_Task to complete_
Across the entries below, count the lines that contain the word "text" and reply with that number only.

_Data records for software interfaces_
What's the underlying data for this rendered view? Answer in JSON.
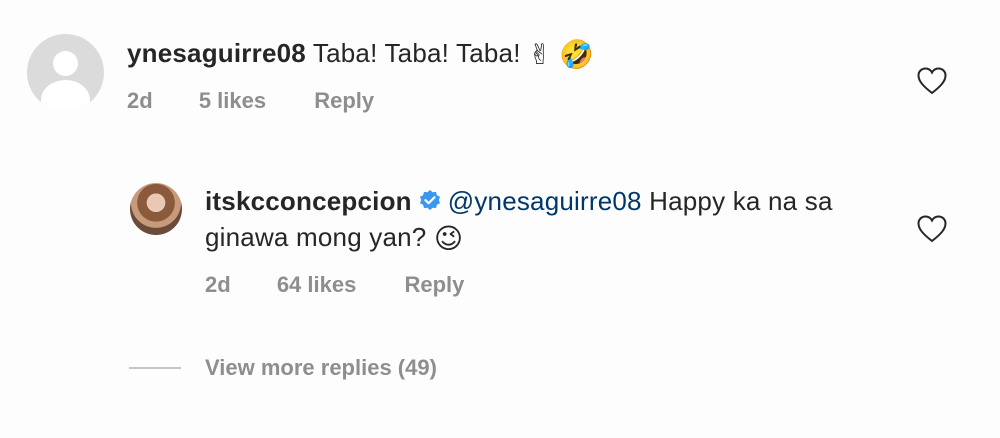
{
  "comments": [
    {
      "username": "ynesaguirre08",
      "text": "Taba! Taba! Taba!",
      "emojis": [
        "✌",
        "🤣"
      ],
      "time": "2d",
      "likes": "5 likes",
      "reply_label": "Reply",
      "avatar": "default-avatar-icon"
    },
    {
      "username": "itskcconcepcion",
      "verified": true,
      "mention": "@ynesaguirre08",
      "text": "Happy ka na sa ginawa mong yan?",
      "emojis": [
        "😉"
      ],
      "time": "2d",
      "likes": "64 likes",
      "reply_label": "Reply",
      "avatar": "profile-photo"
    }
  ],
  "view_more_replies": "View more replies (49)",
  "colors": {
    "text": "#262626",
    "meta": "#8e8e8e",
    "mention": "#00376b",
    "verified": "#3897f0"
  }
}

_Expected answer_
3